Several inches of rain wreaked havoc in some areas causing flash flooding and landslides.
Places in Columbus that are normally prone to flooding saw water levels rise to destructive levels at the height of the pouring down rain.
Steven Fullerton said Whitewater rafters could have easily taken a break from the Chattahooche and gone for a ride through his backyard to Billings Road this morning.
"There's over 12 million gallons of water every minute that flow through here, and if you step in the water, it will suck you in like the tide and just pull you into it," said Fullerton, "all of this is under water, and it happens every time it rains. So you can figure the water has risen five to six feet right here in this area because so much water is coming into it. And then it floods out the road we're standing on, and neighbors can't get to their houses."
In Phenix City, authorities distributed sandbags to residents on Lee Road 2099. Stacey Chambers discovered for the first time what her neighbors have been warning her about.
"I've heard about it. We've only been here since about the middle of December, we've been told about it, but we saw it today. I'm just speechless about it. It was crazy," said Chambers.
A short distance away, Lee Road 500 was closed where it meets Mimosa. The water has receded from its highest levels, but Stacy Sims said the edge of the reservoir is normally seven feet further away.

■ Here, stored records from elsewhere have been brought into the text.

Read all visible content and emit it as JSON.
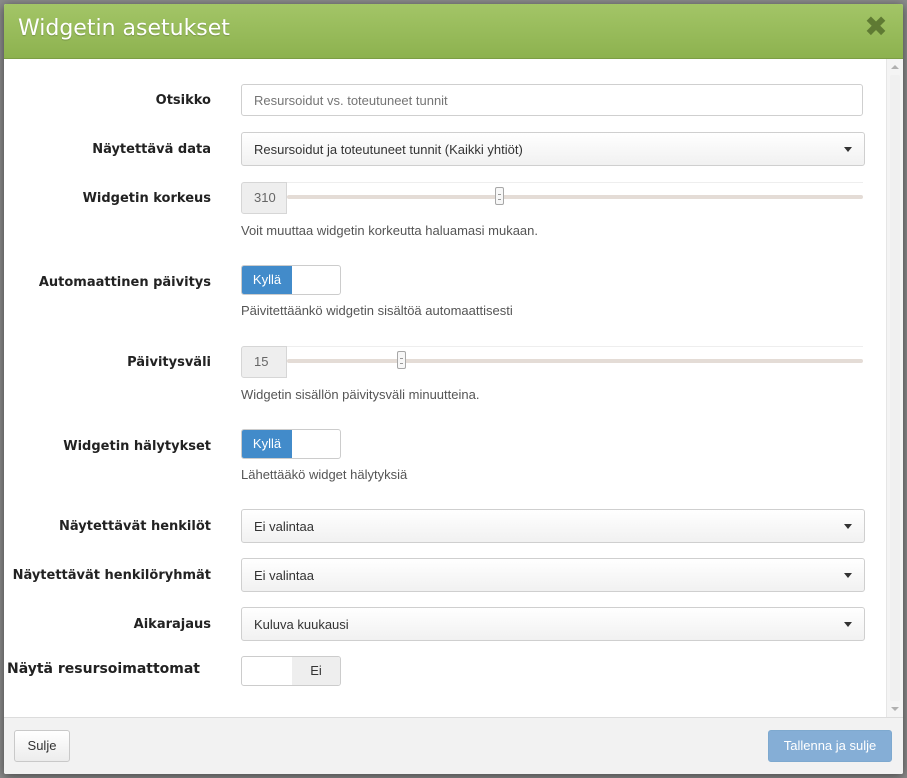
{
  "dialog": {
    "title": "Widgetin asetukset",
    "close_glyph": "✖"
  },
  "form": {
    "title_field": {
      "label": "Otsikko",
      "placeholder": "Resursoidut vs. toteutuneet tunnit",
      "value": ""
    },
    "data_field": {
      "label": "Näytettävä data",
      "value": "Resursoidut ja toteutuneet tunnit (Kaikki yhtiöt)"
    },
    "height_field": {
      "label": "Widgetin korkeus",
      "value": "310",
      "position": 0.37,
      "help": "Voit muuttaa widgetin korkeutta haluamasi mukaan."
    },
    "auto_refresh": {
      "label": "Automaattinen päivitys",
      "state_label": "Kyllä",
      "enabled": true,
      "help": "Päivitettäänkö widgetin sisältöä automaattisesti"
    },
    "refresh_interval": {
      "label": "Päivitysväli",
      "value": "15",
      "position": 0.2,
      "help": "Widgetin sisällön päivitysväli minuutteina."
    },
    "alerts": {
      "label": "Widgetin hälytykset",
      "state_label": "Kyllä",
      "enabled": true,
      "help": "Lähettääkö widget hälytyksiä"
    },
    "persons": {
      "label": "Näytettävät henkilöt",
      "value": "Ei valintaa"
    },
    "person_groups": {
      "label": "Näytettävät henkilöryhmät",
      "value": "Ei valintaa"
    },
    "time_range": {
      "label": "Aikarajaus",
      "value": "Kuluva kuukausi"
    },
    "show_unresourced": {
      "label": "Näytä resursoimattomat",
      "state_label": "Ei",
      "enabled": false
    }
  },
  "footer": {
    "close_label": "Sulje",
    "save_label": "Tallenna ja sulje"
  },
  "colors": {
    "header": "#8db24f",
    "toggle_on": "#428bca",
    "save_button": "#85aed6"
  }
}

"The water was so far over, you couldn't even see the grass under the guard rail," said Sims.
The family who lives in the house at the lowest point on the street has to temporarily stay somewhere else until the damage is repaired. A neighbor said the backyard has been eroding steadily but now it's reached a dangerous level.
"Today, this has gotten worse. I mean, the fence wasn't even down, I'd say a couple weeks ago, and it's gotten real bad," said Jeffery Black.
The family dog is safe after being rescued from inside the flooded house. Authorities told the family they have to stay away for their own safety.